SUPPLIED INFORMATION:
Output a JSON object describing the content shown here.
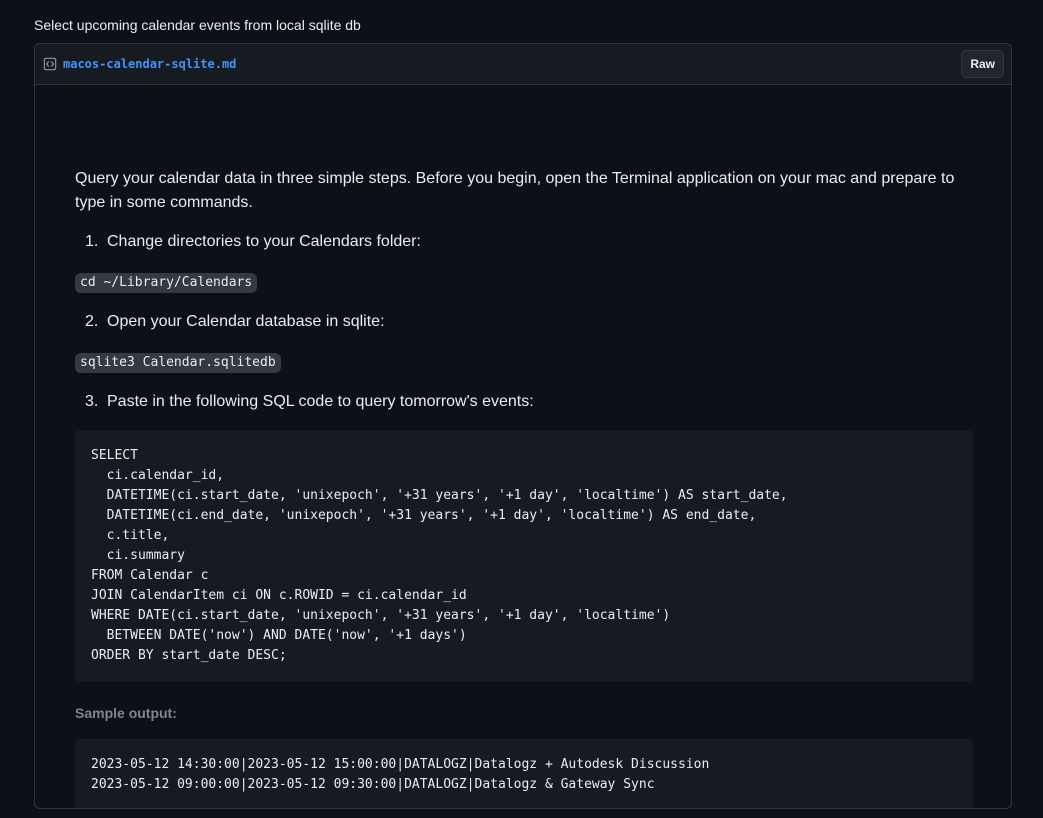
{
  "gist": {
    "description": "Select upcoming calendar events from local sqlite db"
  },
  "file": {
    "name": "macos-calendar-sqlite.md",
    "icon": "code-file-icon",
    "raw_label": "Raw"
  },
  "content": {
    "intro": "Query your calendar data in three simple steps. Before you begin, open the Terminal application on your mac and prepare to type in some commands.",
    "steps": [
      {
        "number": "1.",
        "text": "Change directories to your Calendars folder:",
        "code": "cd ~/Library/Calendars"
      },
      {
        "number": "2.",
        "text": "Open your Calendar database in sqlite:",
        "code": "sqlite3 Calendar.sqlitedb"
      },
      {
        "number": "3.",
        "text": "Paste in the following SQL code to query tomorrow's events:"
      }
    ],
    "sql_lines": [
      "SELECT",
      "  ci.calendar_id,",
      "  DATETIME(ci.start_date, 'unixepoch', '+31 years', '+1 day', 'localtime') AS start_date,",
      "  DATETIME(ci.end_date, 'unixepoch', '+31 years', '+1 day', 'localtime') AS end_date,",
      "  c.title,",
      "  ci.summary",
      "FROM Calendar c",
      "JOIN CalendarItem ci ON c.ROWID = ci.calendar_id",
      "WHERE DATE(ci.start_date, 'unixepoch', '+31 years', '+1 day', 'localtime')",
      "  BETWEEN DATE('now') AND DATE('now', '+1 days')",
      "ORDER BY start_date DESC;"
    ],
    "sample_label": "Sample output:",
    "sample_lines": [
      "2023-05-12 14:30:00|2023-05-12 15:00:00|DATALOGZ|Datalogz + Autodesk Discussion",
      "2023-05-12 09:00:00|2023-05-12 09:30:00|DATALOGZ|Datalogz & Gateway Sync"
    ]
  }
}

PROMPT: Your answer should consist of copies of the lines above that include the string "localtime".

SOLUTION:
      "  DATETIME(ci.start_date, 'unixepoch', '+31 years', '+1 day', 'localtime') AS start_date,",
      "  DATETIME(ci.end_date, 'unixepoch', '+31 years', '+1 day', 'localtime') AS end_date,",
      "WHERE DATE(ci.start_date, 'unixepoch', '+31 years', '+1 day', 'localtime')",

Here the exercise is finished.